Votruba plans to ask the Board of Regents to also accept a 7.5 percent increase for the 2005/2006 academic year, with an additional increase to be determined based upon operating expenses next year.
Votruba said that NKU will still be the most affordable university in the region, despite the tuition increase.
“We are very, very competitive in terms of our prices,” he said. “There’s nobody that comes close to us in this metropolitan region.”
Part of Votruba’s proposed budget calls for $2 million to be set aside in reserve funding.
Internal budget cuts this year provided an extra $2.1 million to make up for state cuts to postsecondary education in January. Votruba said his administration was able to pinch pennies this year, but had to eliminate seven positions in the process. He said this is the “sad side” of making internal budget cuts.

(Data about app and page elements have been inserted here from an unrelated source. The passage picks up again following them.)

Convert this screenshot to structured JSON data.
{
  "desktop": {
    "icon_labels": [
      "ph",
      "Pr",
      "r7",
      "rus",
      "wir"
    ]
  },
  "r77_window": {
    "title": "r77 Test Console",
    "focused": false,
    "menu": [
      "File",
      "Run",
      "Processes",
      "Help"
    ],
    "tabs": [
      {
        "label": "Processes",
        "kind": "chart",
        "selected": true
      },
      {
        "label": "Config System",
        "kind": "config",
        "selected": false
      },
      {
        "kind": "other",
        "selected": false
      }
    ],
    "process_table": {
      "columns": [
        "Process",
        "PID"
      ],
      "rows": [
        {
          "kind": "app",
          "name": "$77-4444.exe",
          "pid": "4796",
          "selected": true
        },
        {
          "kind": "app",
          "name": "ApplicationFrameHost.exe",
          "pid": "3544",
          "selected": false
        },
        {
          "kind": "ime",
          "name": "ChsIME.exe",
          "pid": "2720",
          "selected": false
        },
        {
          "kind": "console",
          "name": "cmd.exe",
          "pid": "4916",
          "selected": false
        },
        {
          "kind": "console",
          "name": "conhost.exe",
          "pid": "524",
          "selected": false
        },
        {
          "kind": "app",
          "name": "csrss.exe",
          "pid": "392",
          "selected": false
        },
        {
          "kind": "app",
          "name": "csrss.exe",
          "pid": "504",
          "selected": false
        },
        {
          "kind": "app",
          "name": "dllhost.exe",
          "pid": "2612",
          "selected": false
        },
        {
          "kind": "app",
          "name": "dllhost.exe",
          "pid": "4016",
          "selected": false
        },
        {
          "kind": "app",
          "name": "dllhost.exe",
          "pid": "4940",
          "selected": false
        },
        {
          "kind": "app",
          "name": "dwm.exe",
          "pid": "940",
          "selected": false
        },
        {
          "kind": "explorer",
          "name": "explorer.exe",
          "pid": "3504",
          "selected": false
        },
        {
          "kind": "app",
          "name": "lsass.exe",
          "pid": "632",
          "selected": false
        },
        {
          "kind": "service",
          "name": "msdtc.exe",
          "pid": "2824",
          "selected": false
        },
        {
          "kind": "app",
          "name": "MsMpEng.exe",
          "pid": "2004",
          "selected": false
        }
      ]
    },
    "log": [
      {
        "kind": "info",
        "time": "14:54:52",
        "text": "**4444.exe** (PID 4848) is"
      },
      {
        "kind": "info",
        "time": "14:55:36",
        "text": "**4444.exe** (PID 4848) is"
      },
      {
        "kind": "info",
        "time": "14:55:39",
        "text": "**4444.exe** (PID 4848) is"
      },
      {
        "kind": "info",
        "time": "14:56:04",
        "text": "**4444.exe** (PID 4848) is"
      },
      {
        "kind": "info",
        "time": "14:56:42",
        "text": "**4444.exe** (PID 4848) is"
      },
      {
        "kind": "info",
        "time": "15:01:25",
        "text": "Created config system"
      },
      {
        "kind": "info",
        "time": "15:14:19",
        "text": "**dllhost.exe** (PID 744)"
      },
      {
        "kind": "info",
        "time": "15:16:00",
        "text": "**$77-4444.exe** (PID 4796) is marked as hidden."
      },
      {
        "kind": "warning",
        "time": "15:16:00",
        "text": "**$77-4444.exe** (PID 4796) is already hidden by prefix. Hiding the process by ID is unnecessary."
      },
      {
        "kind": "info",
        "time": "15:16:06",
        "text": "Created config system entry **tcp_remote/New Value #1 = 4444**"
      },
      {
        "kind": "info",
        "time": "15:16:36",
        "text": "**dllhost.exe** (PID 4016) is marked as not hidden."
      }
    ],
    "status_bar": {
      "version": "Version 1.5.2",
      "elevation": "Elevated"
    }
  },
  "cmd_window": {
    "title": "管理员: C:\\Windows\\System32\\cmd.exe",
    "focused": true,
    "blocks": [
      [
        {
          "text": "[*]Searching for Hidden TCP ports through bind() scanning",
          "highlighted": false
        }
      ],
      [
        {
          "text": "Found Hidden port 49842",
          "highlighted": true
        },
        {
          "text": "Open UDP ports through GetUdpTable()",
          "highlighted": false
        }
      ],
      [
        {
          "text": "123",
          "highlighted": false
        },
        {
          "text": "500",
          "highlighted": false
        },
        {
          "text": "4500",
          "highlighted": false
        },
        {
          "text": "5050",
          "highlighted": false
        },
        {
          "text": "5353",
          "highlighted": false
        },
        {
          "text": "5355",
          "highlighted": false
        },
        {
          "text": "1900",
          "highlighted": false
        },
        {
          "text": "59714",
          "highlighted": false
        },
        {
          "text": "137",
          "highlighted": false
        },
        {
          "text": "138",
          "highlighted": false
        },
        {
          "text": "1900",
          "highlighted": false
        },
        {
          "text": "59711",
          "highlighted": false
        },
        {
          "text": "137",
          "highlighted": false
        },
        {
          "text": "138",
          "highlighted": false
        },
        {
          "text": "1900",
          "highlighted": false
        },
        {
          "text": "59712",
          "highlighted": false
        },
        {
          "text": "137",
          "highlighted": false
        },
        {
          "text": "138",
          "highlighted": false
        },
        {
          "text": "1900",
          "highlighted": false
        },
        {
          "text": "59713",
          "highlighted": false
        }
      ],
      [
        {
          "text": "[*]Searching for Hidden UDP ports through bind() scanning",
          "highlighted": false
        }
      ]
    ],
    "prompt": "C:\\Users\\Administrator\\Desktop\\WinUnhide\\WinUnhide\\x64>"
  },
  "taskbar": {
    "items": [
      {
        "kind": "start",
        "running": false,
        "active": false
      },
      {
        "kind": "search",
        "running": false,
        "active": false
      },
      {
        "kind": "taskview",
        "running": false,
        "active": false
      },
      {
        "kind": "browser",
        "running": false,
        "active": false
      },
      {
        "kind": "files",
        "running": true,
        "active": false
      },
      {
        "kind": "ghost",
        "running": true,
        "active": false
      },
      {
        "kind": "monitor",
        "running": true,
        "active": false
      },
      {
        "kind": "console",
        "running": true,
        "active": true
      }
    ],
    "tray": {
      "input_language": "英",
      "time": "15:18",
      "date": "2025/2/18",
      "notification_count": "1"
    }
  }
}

“You can’t reduce a budget at a university without reducing people,” he said.
The university’s funding is currently uncertain because the General Assembly declined earlier this month to approve Gov. Fletcher’s budget proposal and tax plan.
Votruba said he has been trying to get General Assembly to reconvene to discuss Fletcher’s budget proposal and make a decision before the 2004/2005 fiscal year begins on June 1.
“Right now, the stakes are enormous for Northern Kentucky University and for this region, and all of my time is devoted to trying to get them back to the table,” he said.
SGA voted 27-2 on April 5 to take a stance against an anticipated 18 percent tuition increase, a percentage that was projected by Executive Vice President Eric Fegan, who also serves as Tuition Committee chair.
“The administration is not listening to students,” Fegan said.
“Just because you pay more for your education doesn’t mean you’re getting a better education.”
Fegan said the organization would vote next week whether to accept Votruba’s tuition proposal. SGA President Chris Pace will take the Senate’s decision to the Board of Regents meeting for discussion. Pace serves as student Regent on the board.
Votruba said that students could tell him to make classes larger, hire more part-time faculty, and make more cuts to quality if they feel affordability is more important.
“I just don’t think that way,” Votruba said. “Those are the choices you have to make.”